The records follow. Copy each one exactly.
━━ AVAILABLE DATA ━━
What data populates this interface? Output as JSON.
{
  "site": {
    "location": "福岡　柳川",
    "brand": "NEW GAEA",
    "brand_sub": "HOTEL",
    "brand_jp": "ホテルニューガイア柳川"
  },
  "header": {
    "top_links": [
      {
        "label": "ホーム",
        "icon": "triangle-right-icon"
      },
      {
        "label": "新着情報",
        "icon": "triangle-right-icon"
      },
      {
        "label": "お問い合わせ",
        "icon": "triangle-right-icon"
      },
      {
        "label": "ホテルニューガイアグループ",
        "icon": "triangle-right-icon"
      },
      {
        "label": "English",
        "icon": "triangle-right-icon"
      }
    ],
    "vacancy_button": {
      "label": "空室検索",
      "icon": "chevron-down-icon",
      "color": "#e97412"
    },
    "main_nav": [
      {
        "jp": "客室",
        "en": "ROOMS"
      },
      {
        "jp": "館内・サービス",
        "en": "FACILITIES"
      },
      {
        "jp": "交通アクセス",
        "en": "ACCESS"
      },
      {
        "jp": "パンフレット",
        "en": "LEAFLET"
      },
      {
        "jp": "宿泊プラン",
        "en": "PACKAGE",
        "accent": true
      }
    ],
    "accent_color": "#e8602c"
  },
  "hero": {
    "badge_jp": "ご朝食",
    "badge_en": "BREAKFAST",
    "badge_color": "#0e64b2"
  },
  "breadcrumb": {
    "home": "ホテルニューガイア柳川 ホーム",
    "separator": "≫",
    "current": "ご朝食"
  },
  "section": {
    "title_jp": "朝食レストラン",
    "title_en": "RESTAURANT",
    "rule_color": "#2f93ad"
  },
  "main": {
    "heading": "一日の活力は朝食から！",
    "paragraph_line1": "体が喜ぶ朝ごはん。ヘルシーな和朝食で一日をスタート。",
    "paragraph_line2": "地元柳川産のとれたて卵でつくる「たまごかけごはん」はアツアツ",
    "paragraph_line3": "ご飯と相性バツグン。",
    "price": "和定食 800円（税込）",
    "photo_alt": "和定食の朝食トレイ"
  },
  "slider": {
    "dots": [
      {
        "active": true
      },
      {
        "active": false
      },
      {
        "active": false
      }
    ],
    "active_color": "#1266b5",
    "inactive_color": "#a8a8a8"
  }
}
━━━
SOLUTION BELOW:
What data populates this interface? Output as JSON.
{
  "site": {
    "location": "福岡　柳川",
    "brand": "NEW GAEA",
    "brand_sub": "HOTEL",
    "brand_jp": "ホテルニューガイア柳川"
  },
  "header": {
    "top_links": [
      {
        "label": "ホーム",
        "icon": "triangle-right-icon"
      },
      {
        "label": "新着情報",
        "icon": "triangle-right-icon"
      },
      {
        "label": "お問い合わせ",
        "icon": "triangle-right-icon"
      },
      {
        "label": "ホテルニューガイアグループ",
        "icon": "triangle-right-icon"
      },
      {
        "label": "English",
        "icon": "triangle-right-icon"
      }
    ],
    "vacancy_button": {
      "label": "空室検索",
      "icon": "chevron-down-icon",
      "color": "#e97412"
    },
    "main_nav": [
      {
        "jp": "客室",
        "en": "ROOMS"
      },
      {
        "jp": "館内・サービス",
        "en": "FACILITIES"
      },
      {
        "jp": "交通アクセス",
        "en": "ACCESS"
      },
      {
        "jp": "パンフレット",
        "en": "LEAFLET"
      },
      {
        "jp": "宿泊プラン",
        "en": "PACKAGE",
        "accent": true
      }
    ],
    "accent_color": "#e8602c"
  },
  "hero": {
    "badge_jp": "ご朝食",
    "badge_en": "BREAKFAST",
    "badge_color": "#0e64b2"
  },
  "breadcrumb": {
    "home": "ホテルニューガイア柳川 ホーム",
    "separator": "≫",
    "current": "ご朝食"
  },
  "section": {
    "title_jp": "朝食レストラン",
    "title_en": "RESTAURANT",
    "rule_color": "#2f93ad"
  },
  "main": {
    "heading": "一日の活力は朝食から！",
    "paragraph_line1": "体が喜ぶ朝ごはん。ヘルシーな和朝食で一日をスタート。",
    "paragraph_line2": "地元柳川産のとれたて卵でつくる「たまごかけごはん」はアツアツ",
    "paragraph_line3": "ご飯と相性バツグン。",
    "price": "和定食 800円（税込）",
    "photo_alt": "和定食の朝食トレイ"
  },
  "slider": {
    "dots": [
      {
        "active": true
      },
      {
        "active": false
      },
      {
        "active": false
      }
    ],
    "active_color": "#1266b5",
    "inactive_color": "#a8a8a8"
  }
}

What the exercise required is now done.